►

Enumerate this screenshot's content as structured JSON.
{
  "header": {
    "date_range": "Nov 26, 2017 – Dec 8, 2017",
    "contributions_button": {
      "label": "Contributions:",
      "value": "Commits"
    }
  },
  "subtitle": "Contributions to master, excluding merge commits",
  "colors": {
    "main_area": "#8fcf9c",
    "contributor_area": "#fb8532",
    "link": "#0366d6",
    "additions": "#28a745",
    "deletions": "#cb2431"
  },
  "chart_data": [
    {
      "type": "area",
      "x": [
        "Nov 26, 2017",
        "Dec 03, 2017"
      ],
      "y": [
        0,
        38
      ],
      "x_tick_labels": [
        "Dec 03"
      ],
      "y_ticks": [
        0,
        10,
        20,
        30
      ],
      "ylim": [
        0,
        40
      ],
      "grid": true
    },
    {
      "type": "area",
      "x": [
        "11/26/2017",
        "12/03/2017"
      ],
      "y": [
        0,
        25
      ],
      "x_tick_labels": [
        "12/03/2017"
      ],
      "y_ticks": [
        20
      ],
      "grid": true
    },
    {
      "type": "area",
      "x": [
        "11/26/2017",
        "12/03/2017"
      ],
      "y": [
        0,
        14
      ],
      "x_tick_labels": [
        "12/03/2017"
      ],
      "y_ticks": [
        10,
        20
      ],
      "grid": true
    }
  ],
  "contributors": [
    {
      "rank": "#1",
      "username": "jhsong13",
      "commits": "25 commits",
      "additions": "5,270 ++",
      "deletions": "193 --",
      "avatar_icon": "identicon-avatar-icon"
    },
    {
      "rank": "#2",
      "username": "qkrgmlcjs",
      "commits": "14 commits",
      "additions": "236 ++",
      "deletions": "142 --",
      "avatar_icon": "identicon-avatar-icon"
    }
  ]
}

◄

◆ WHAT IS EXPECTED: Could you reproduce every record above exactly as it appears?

◆ RESPONSE TO THE TASK:
Enumerate this screenshot's content as structured JSON.
{
  "header": {
    "date_range": "Nov 26, 2017 – Dec 8, 2017",
    "contributions_button": {
      "label": "Contributions:",
      "value": "Commits"
    }
  },
  "subtitle": "Contributions to master, excluding merge commits",
  "colors": {
    "main_area": "#8fcf9c",
    "contributor_area": "#fb8532",
    "link": "#0366d6",
    "additions": "#28a745",
    "deletions": "#cb2431"
  },
  "chart_data": [
    {
      "type": "area",
      "x": [
        "Nov 26, 2017",
        "Dec 03, 2017"
      ],
      "y": [
        0,
        38
      ],
      "x_tick_labels": [
        "Dec 03"
      ],
      "y_ticks": [
        0,
        10,
        20,
        30
      ],
      "ylim": [
        0,
        40
      ],
      "grid": true
    },
    {
      "type": "area",
      "x": [
        "11/26/2017",
        "12/03/2017"
      ],
      "y": [
        0,
        25
      ],
      "x_tick_labels": [
        "12/03/2017"
      ],
      "y_ticks": [
        20
      ],
      "grid": true
    },
    {
      "type": "area",
      "x": [
        "11/26/2017",
        "12/03/2017"
      ],
      "y": [
        0,
        14
      ],
      "x_tick_labels": [
        "12/03/2017"
      ],
      "y_ticks": [
        10,
        20
      ],
      "grid": true
    }
  ],
  "contributors": [
    {
      "rank": "#1",
      "username": "jhsong13",
      "commits": "25 commits",
      "additions": "5,270 ++",
      "deletions": "193 --",
      "avatar_icon": "identicon-avatar-icon"
    },
    {
      "rank": "#2",
      "username": "qkrgmlcjs",
      "commits": "14 commits",
      "additions": "236 ++",
      "deletions": "142 --",
      "avatar_icon": "identicon-avatar-icon"
    }
  ]
}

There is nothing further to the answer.